Warm air melts Greenland ice surface in 4 days
Washington, DC, United States (4E) – Warm air over Greenland melted 97 percent of the world’s largest island’s ice surface in just four days, according to NASA and university scientists who analyzed different satellite images of the Danish autonomous region.
Son Nghiem of NASA’s Jet Propulsion Laboratory in Pasadena, California said the extensive melting of Greenland’s ice surface occurred on July 12 based on the radar data from the Indian Space Research Organisation’s (ISRO) Oceansat-2 satellite that he analyzed last week.
At NASA’s Goddard Space Flight Center in Greenbelt, Maryland, Dorothy Hall, who studies the surface temperature of Greenland using the Moderate-resolution Imaging Spectroradiometer (MODIS) on NASA’s Terra and Aqua satellites, confirmed Nghiem’s findings. The MODIS detected unusually high temperatures over Greenland on July 8 and extensive melting of its ice sheet surface by July 12.
The passive-microwave satellite data from the Special Sensor Microwave Imager/Sounder on a U.S. Air Force meteorological satellite also confirmed the melt seen by Oceansat-2 and MODIS, according to Thomas Mote, a climatologist at the University of Georgia in Athens, Geogria, and Marco Tedesco of City University of New York.
There was an unusually strong ridge of warm air or a heat dome over Greenland since end of May and this only started dissipating on July 16., Mote said.
A National Oceanic and Atmospheric Administration weather station at Summit Station in the center of the island measured air temperatures at above or within a degree of freezing for several hours on July 11-12.

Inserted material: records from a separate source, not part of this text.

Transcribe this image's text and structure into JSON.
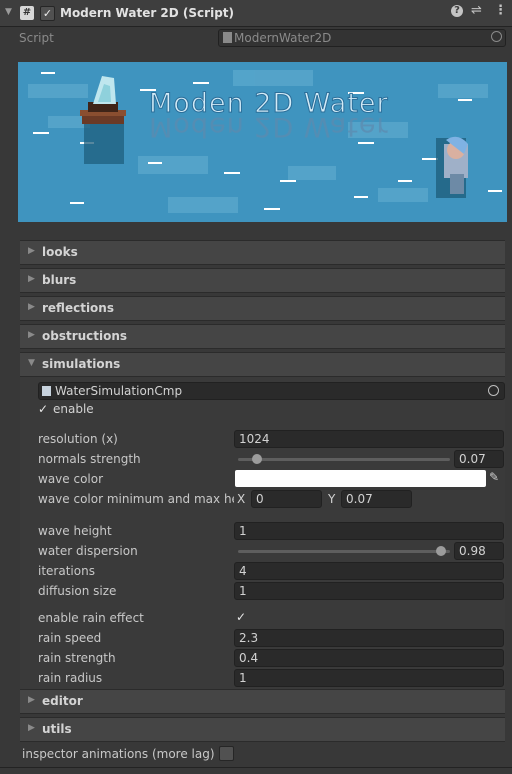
{
  "header": {
    "title": "Modern Water 2D (Script)",
    "enabled": true
  },
  "script_field": {
    "label": "Script",
    "value": "ModernWater2D"
  },
  "banner": {
    "title": "Moden 2D Water"
  },
  "sections": {
    "looks": "looks",
    "blurs": "blurs",
    "reflections": "reflections",
    "obstructions": "obstructions",
    "simulations": "simulations",
    "editor": "editor",
    "utils": "utils"
  },
  "simulation": {
    "component": "WaterSimulationCmp",
    "enable_label": "enable",
    "enable": true,
    "resolution_label": "resolution (x)",
    "resolution": "1024",
    "normals_strength_label": "normals strength",
    "normals_strength": "0.07",
    "normals_strength_fraction": 0.07,
    "wave_color_label": "wave color",
    "wave_color": "#ffffff",
    "wave_color_minmax_label": "wave color minimum and max height",
    "x_label": "X",
    "x_value": "0",
    "y_label": "Y",
    "y_value": "0.07",
    "wave_height_label": "wave height",
    "wave_height": "1",
    "water_dispersion_label": "water dispersion",
    "water_dispersion": "0.98",
    "water_dispersion_fraction": 0.98,
    "iterations_label": "iterations",
    "iterations": "4",
    "diffusion_size_label": "diffusion size",
    "diffusion_size": "1",
    "enable_rain_label": "enable rain effect",
    "enable_rain": true,
    "rain_speed_label": "rain speed",
    "rain_speed": "2.3",
    "rain_strength_label": "rain strength",
    "rain_strength": "0.4",
    "rain_radius_label": "rain radius",
    "rain_radius": "1"
  },
  "footer": {
    "inspector_animations_label": "inspector animations (more lag)",
    "inspector_animations": false
  },
  "colors": {
    "background": "#383838",
    "banner_water": "#3f94bf",
    "accent_text": "#d2d2d2"
  }
}
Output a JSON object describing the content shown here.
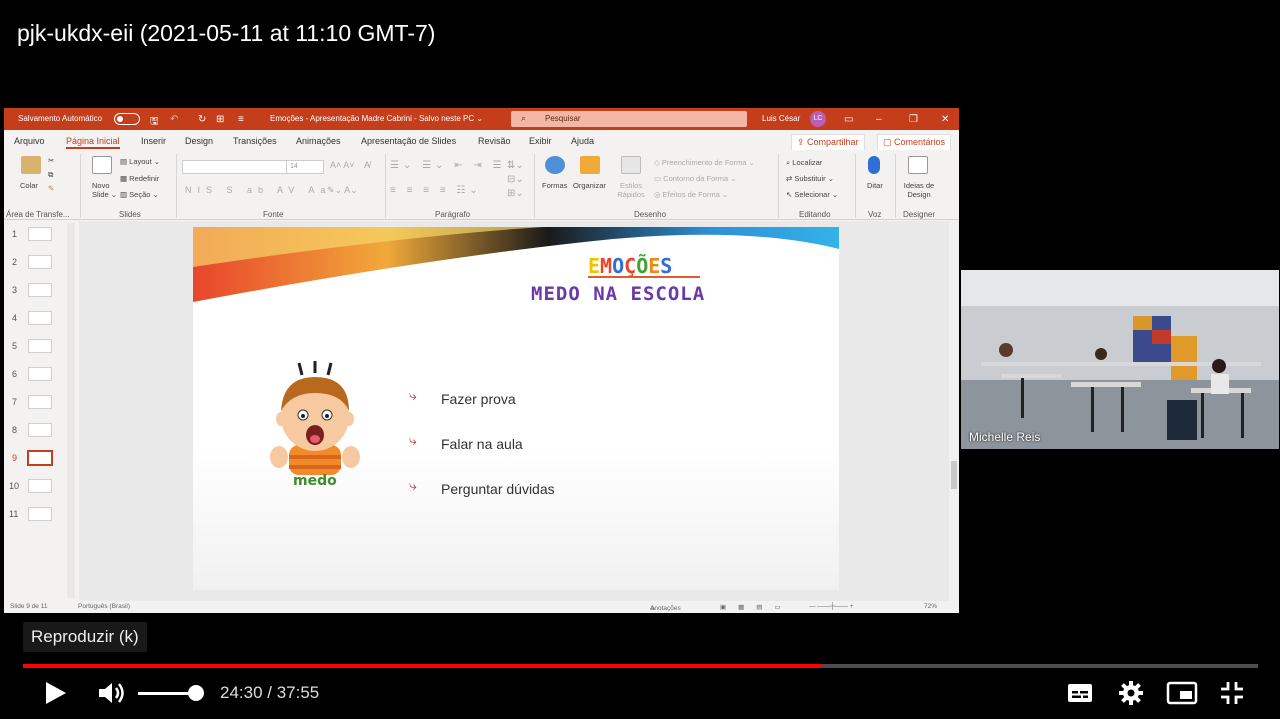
{
  "video": {
    "title": "pjk-ukdx-eii (2021-05-11 at 11:10 GMT-7)"
  },
  "powerpoint": {
    "autosave_label": "Salvamento Automático",
    "doc_title": "Emoções - Apresentação Madre Cabrini  -  Salvo neste PC  ⌄",
    "search_placeholder": "Pesquisar",
    "user_name": "Luis César",
    "user_initials": "LC",
    "menu_tabs": [
      "Arquivo",
      "Página Inicial",
      "Inserir",
      "Design",
      "Transições",
      "Animações",
      "Apresentação de Slides",
      "Revisão",
      "Exibir",
      "Ajuda"
    ],
    "share_label": "Compartilhar",
    "comments_label": "Comentários",
    "ribbon": {
      "paste": "Colar",
      "new_slide": "Novo Slide ⌄",
      "layout": "Layout ⌄",
      "reset": "Redefinir",
      "section": "Seção ⌄",
      "font_size": "14",
      "shapes": "Formas",
      "arrange": "Organizar",
      "quick_styles": "Estilos Rápidos",
      "shape_fill": "Preenchimento de Forma ⌄",
      "shape_outline": "Contorno da Forma ⌄",
      "shape_effects": "Efeitos de Forma ⌄",
      "find": "Localizar",
      "replace": "Substituir ⌄",
      "select": "Selecionar ⌄",
      "dictate": "Ditar",
      "design_ideas": "Ideias de Design",
      "groups": {
        "clipboard": "Área de Transfe...",
        "slides": "Slides",
        "font": "Fonte",
        "paragraph": "Parágrafo",
        "drawing": "Desenho",
        "editing": "Editando",
        "voice": "Voz",
        "designer": "Designer"
      }
    },
    "thumbnails": [
      "1",
      "2",
      "3",
      "4",
      "5",
      "6",
      "7",
      "8",
      "9",
      "10",
      "11"
    ],
    "selected_slide": "9",
    "slide": {
      "title": "EMOÇÕES",
      "title_letter_colors": [
        "#f2c200",
        "#e8452c",
        "#2f6fd6",
        "#e8452c",
        "#3aa63a",
        "#e88a1a",
        "#2f6fd6"
      ],
      "subtitle": "MEDO NA ESCOLA",
      "bullets": [
        "Fazer prova",
        "Falar na aula",
        "Perguntar dúvidas"
      ],
      "image_caption": "medo"
    },
    "status": {
      "slide_count": "Slide 9 de 11",
      "language": "Português (Brasil)",
      "notes": "Anotações",
      "zoom": "72%"
    }
  },
  "webcam": {
    "name": "Michelle Reis"
  },
  "player": {
    "tooltip": "Reproduzir (k)",
    "current_time": "24:30",
    "separator": " / ",
    "duration": "37:55",
    "progress_fraction": 0.646,
    "volume_fraction": 0.9,
    "accent_color": "#ff0000"
  }
}
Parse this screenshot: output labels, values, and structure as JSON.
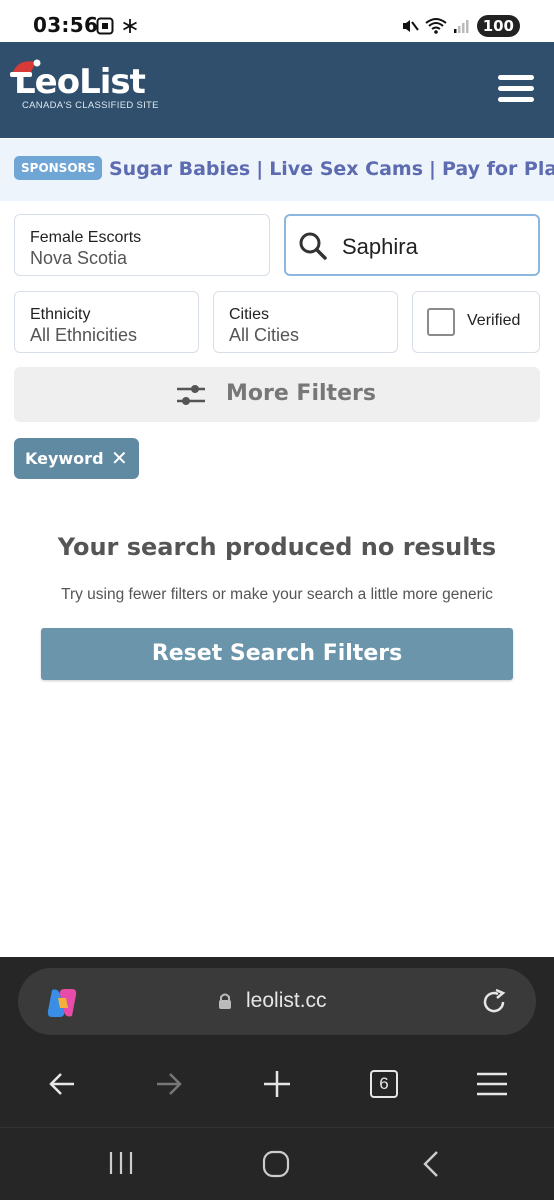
{
  "status_bar": {
    "time": "03:56",
    "battery": "100"
  },
  "header": {
    "logo_text": "LeoList",
    "logo_subtitle": "CANADA'S CLASSIFIED SITE"
  },
  "sponsors": {
    "badge": "SPONSORS",
    "links": [
      "Sugar Babies",
      "Live Sex Cams",
      "Pay for Play"
    ],
    "separator": "|"
  },
  "filters": {
    "category": {
      "label": "Female Escorts",
      "value": "Nova Scotia"
    },
    "search": {
      "value": "Saphira"
    },
    "ethnicity": {
      "label": "Ethnicity",
      "value": "All Ethnicities"
    },
    "cities": {
      "label": "Cities",
      "value": "All Cities"
    },
    "verified": {
      "label": "Verified",
      "checked": false
    },
    "more_filters": "More Filters",
    "active_chip": "Keyword"
  },
  "results": {
    "title": "Your search produced no results",
    "hint": "Try using fewer filters or make your search a little more generic",
    "reset_button": "Reset Search Filters"
  },
  "browser": {
    "url": "leolist.cc",
    "tab_count": "6"
  },
  "colors": {
    "header_bg": "#2f4f6d",
    "sponsor_link": "#5d6bb0",
    "chip_bg": "#5f8aa2",
    "reset_bg": "#6a95ab"
  }
}
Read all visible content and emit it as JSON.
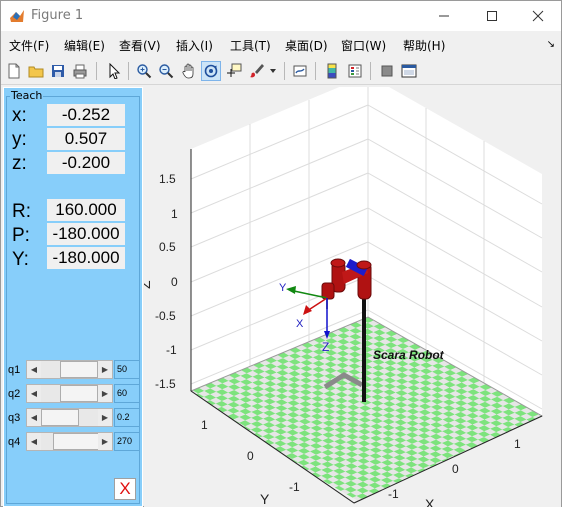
{
  "window": {
    "title": "Figure 1"
  },
  "menu": [
    "文件(F)",
    "编辑(E)",
    "查看(V)",
    "插入(I)",
    "工具(T)",
    "桌面(D)",
    "窗口(W)",
    "帮助(H)"
  ],
  "teach": {
    "title": "Teach",
    "pos": [
      {
        "label": "x:",
        "value": "-0.252"
      },
      {
        "label": "y:",
        "value": "0.507"
      },
      {
        "label": "z:",
        "value": "-0.200"
      }
    ],
    "rpy": [
      {
        "label": "R:",
        "value": "160.000"
      },
      {
        "label": "P:",
        "value": "-180.000"
      },
      {
        "label": "Y:",
        "value": "-180.000"
      }
    ],
    "joints": [
      {
        "label": "q1",
        "value": "50"
      },
      {
        "label": "q2",
        "value": "60"
      },
      {
        "label": "q3",
        "value": "0.2"
      },
      {
        "label": "q4",
        "value": "270"
      }
    ],
    "close_label": "X"
  },
  "plot": {
    "z_ticks": [
      "1.5",
      "1",
      "0.5",
      "0",
      "-0.5",
      "-1",
      "-1.5"
    ],
    "y_ticks": [
      "1",
      "0",
      "-1"
    ],
    "x_ticks": [
      "1",
      "0",
      "-1"
    ],
    "xlabel": "X",
    "ylabel": "Y",
    "zlabel": "Z",
    "robot_name": "Scara Robot",
    "frame_labels": {
      "x": "X",
      "y": "Y",
      "z": "Z"
    }
  }
}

The area around Summit Station, which is near the highest point of Greenland at 2 miles above sea level, also showed signs of melting, the first since 1889. Lora Koenig, a Goddard glaciologist and a member of the research team analyzing the satellite data on Greenland, said the melting event occurs once every 150 years as indicated by ice cores from the Summit.
Ice cover at high elevation quickly refreezes after melting while those near the coast are retained by the ice sheet. The rest goes to the ocean. Researchers have yet to determine if the ice melt will contribute to the rise in sea level and affect the overall volume of ice loss in Greenland this summer.